Here at Skyline we celebrate Earth Liturgy. We celebrate the wind and the sun, the waters and the soil. We open ourselves to all our relations: the turtle dove in her soft call; the cry of the young hawk off on his own to fend for food for the first time; the prong-horned buck whose curiosity brings him close to our human circle of drumming and singing. We pass figs and nuts and juice squeezed from grapes whose vines have grown here for over one hundred years. We recognize, in the words of Thomas Berry, that nothing is itself without everything else. We exist, and not only exist, but thrive because of the great graciousness and gratuitousness at the heart of the universe. We seek forgiveness for the ways we rend the sacred web of life and pray for the light of awareness to illumine so much of the darkness of our human world. We ask to be full participants in bringing the dawn of love into the fullness of day. We acknowledge that the work of Earth’s people is to enter, with love, awareness, and thanksgiving, into kinship in this Great Communion of Being.



    The Dream of The Earth, by Thomas Berry, Sierra Club Books, 1988

    The Universe Story, by Brian Swimme & Thomas Berry, 1994, HarperCollins.

    The Cosmotheandric Experience: Emerging Religious Consciousness, by Raimundo Panikkar

    "The Clay Jug," Kabir, version by Robert Bly, in The News of the Universe, Sierra Club, 1980.

    * Communion poem by Diane Pendola

Diane Pendola is a spiritual guide and co-founder, with Teresa Hahn, of Skyline Harvest, an eco-contemplative center in Camptonville, California. See the Kindred Spirits Directory (page 30) for more information, or email Diane at

Meganne Forbes: "I am a watercolor artist living in Carpinteria, California.
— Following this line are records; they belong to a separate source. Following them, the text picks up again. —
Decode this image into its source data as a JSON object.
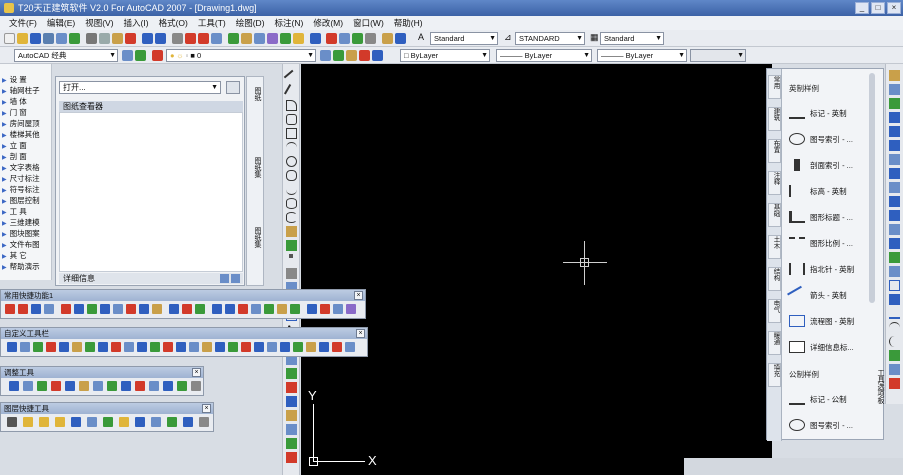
{
  "window": {
    "title": "T20天正建筑软件 V2.0 For AutoCAD 2007 - [Drawing1.dwg]",
    "buttons": [
      "_",
      "□",
      "×"
    ]
  },
  "menu": [
    "文件(F)",
    "编辑(E)",
    "视图(V)",
    "插入(I)",
    "格式(O)",
    "工具(T)",
    "绘图(D)",
    "标注(N)",
    "修改(M)",
    "窗口(W)",
    "帮助(H)"
  ],
  "toolbar2": {
    "workspace": "AutoCAD 经典",
    "layer": "0",
    "text_style": "Standard",
    "dim_style": "STANDARD",
    "table_style": "Standard"
  },
  "properties_bar": {
    "color": "ByLayer",
    "linetype": "ByLayer",
    "lineweight": "ByLayer"
  },
  "left_menu": [
    "设  置",
    "轴网柱子",
    "墙  体",
    "门  窗",
    "房间屋顶",
    "楼梯其他",
    "立  面",
    "剖  面",
    "文字表格",
    "尺寸标注",
    "符号标注",
    "图层控制",
    "工  具",
    "三维建模",
    "图块图案",
    "文件布图",
    "其  它",
    "帮助演示"
  ],
  "sheet_panel": {
    "open_combo": "打开...",
    "header": "图纸查看器",
    "footer": "详细信息"
  },
  "vert_tabs": [
    "图纸",
    "图纸集",
    "图纸集"
  ],
  "float_toolbars": [
    {
      "title": "常用快捷功能1",
      "close": "×"
    },
    {
      "title": "自定义工具栏",
      "close": "×"
    },
    {
      "title": "调整工具",
      "close": "×"
    },
    {
      "title": "图层快捷工具",
      "close": "×"
    }
  ],
  "tool_palette": {
    "tabs": [
      "常用",
      "建筑",
      "布置",
      "注释",
      "基础",
      "土木",
      "结构",
      "电气",
      "暖通",
      "填充"
    ],
    "sections": [
      "英制样例",
      "公制样例"
    ],
    "items": [
      "标记 - 英制",
      "图号索引 - ...",
      "剖面索引 - ...",
      "标高 - 英制",
      "图形标题 - ...",
      "图形比例 - ...",
      "指北针 - 英制",
      "箭头 - 英制",
      "流程图 - 英制",
      "详细信息标...",
      "标记 - 公制",
      "图号索引 - ..."
    ],
    "side_label": "工具选项板"
  },
  "ucs": {
    "x_label": "X",
    "y_label": "Y"
  },
  "colors": {
    "canvas": "#000000",
    "title_bar": "#4a70b4",
    "icon_blue": "#2f5fbf",
    "icon_red": "#d23a2a",
    "icon_green": "#3a9a3a",
    "icon_yellow": "#e0b53a"
  }
}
I draw inspiration from nature. Dolphins, whales, and sea turtles are some of the wildlife that are especially dear to me. Water lilies, orchids, hibiscus, and plumeria find their way into my art also. Hiking in these hills and swimming in the crystal waters of Hawaii, and wherever I travel, provides me with an ongoing stream of subjects and scenes. Life touches me, and that vision is what I paint."  (Meganne's online gallery is at
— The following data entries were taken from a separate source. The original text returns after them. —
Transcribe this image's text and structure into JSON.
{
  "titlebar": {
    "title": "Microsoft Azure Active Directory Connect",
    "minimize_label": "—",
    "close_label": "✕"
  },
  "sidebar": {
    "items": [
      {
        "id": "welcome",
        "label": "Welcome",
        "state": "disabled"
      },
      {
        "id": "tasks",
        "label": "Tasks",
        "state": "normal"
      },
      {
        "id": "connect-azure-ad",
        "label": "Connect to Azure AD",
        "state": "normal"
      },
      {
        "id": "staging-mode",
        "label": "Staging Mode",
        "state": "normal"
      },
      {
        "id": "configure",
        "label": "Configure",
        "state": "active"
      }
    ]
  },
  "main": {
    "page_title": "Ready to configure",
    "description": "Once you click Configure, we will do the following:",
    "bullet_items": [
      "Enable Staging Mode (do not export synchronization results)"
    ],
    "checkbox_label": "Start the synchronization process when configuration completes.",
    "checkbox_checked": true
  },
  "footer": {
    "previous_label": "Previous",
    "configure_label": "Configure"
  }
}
Online document design by Dennis Rivers.

Thank you for visiting the EarthLight Magazine web site. 
Your subscriptions and contributions make this web site
possible.  We invite you to
subscribe to EarthLight  and
receive a wide range of these informative and inspiring
articles, reviews and interviews every three months.

EarthLight Magazine  -- Web Site Menu